## DIRECTIONS
Retype the entries in full, exactly.

Dataset rows for apps and sites:
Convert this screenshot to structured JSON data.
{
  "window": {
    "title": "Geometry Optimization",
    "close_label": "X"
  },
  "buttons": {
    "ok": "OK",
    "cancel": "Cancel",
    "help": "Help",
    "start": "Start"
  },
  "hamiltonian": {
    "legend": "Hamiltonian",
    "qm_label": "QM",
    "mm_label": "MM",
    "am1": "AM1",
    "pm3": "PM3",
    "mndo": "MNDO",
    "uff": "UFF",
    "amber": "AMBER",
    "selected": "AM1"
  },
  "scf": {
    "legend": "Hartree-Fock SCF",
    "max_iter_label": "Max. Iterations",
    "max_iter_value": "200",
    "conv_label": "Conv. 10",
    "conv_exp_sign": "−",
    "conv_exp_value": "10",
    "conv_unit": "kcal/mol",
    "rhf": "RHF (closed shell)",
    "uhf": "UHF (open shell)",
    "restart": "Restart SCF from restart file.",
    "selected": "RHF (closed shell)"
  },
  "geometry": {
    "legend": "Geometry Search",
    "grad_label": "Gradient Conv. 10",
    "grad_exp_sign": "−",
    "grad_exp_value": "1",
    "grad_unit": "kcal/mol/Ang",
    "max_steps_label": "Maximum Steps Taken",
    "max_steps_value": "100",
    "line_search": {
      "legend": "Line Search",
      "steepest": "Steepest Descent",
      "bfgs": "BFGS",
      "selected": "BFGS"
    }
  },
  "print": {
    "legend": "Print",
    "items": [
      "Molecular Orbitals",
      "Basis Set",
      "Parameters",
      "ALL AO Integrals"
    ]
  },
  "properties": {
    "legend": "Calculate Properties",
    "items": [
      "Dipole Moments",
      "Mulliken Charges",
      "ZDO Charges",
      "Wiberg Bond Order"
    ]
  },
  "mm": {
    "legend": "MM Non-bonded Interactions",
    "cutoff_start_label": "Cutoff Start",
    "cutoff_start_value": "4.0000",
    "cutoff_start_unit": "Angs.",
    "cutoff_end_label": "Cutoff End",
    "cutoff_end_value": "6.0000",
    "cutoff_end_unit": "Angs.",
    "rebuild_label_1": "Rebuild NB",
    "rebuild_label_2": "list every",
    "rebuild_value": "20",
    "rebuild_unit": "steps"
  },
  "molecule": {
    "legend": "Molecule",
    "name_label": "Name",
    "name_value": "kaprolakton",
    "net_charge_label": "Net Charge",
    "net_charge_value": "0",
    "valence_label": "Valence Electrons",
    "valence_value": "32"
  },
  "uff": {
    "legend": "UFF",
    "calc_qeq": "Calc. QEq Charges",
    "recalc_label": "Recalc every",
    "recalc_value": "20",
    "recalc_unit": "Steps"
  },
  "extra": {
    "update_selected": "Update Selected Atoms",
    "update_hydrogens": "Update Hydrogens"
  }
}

## ANSWER SPACE
Convert this screenshot to structured JSON data.
{
  "window": {
    "title": "Geometry Optimization",
    "close_label": "X"
  },
  "buttons": {
    "ok": "OK",
    "cancel": "Cancel",
    "help": "Help",
    "start": "Start"
  },
  "hamiltonian": {
    "legend": "Hamiltonian",
    "qm_label": "QM",
    "mm_label": "MM",
    "am1": "AM1",
    "pm3": "PM3",
    "mndo": "MNDO",
    "uff": "UFF",
    "amber": "AMBER",
    "selected": "AM1"
  },
  "scf": {
    "legend": "Hartree-Fock SCF",
    "max_iter_label": "Max. Iterations",
    "max_iter_value": "200",
    "conv_label": "Conv. 10",
    "conv_exp_sign": "−",
    "conv_exp_value": "10",
    "conv_unit": "kcal/mol",
    "rhf": "RHF (closed shell)",
    "uhf": "UHF (open shell)",
    "restart": "Restart SCF from restart file.",
    "selected": "RHF (closed shell)"
  },
  "geometry": {
    "legend": "Geometry Search",
    "grad_label": "Gradient Conv. 10",
    "grad_exp_sign": "−",
    "grad_exp_value": "1",
    "grad_unit": "kcal/mol/Ang",
    "max_steps_label": "Maximum Steps Taken",
    "max_steps_value": "100",
    "line_search": {
      "legend": "Line Search",
      "steepest": "Steepest Descent",
      "bfgs": "BFGS",
      "selected": "BFGS"
    }
  },
  "print": {
    "legend": "Print",
    "items": [
      "Molecular Orbitals",
      "Basis Set",
      "Parameters",
      "ALL AO Integrals"
    ]
  },
  "properties": {
    "legend": "Calculate Properties",
    "items": [
      "Dipole Moments",
      "Mulliken Charges",
      "ZDO Charges",
      "Wiberg Bond Order"
    ]
  },
  "mm": {
    "legend": "MM Non-bonded Interactions",
    "cutoff_start_label": "Cutoff Start",
    "cutoff_start_value": "4.0000",
    "cutoff_start_unit": "Angs.",
    "cutoff_end_label": "Cutoff End",
    "cutoff_end_value": "6.0000",
    "cutoff_end_unit": "Angs.",
    "rebuild_label_1": "Rebuild NB",
    "rebuild_label_2": "list every",
    "rebuild_value": "20",
    "rebuild_unit": "steps"
  },
  "molecule": {
    "legend": "Molecule",
    "name_label": "Name",
    "name_value": "kaprolakton",
    "net_charge_label": "Net Charge",
    "net_charge_value": "0",
    "valence_label": "Valence Electrons",
    "valence_value": "32"
  },
  "uff": {
    "legend": "UFF",
    "calc_qeq": "Calc. QEq Charges",
    "recalc_label": "Recalc every",
    "recalc_value": "20",
    "recalc_unit": "Steps"
  },
  "extra": {
    "update_selected": "Update Selected Atoms",
    "update_hydrogens": "Update Hydrogens"
  }
}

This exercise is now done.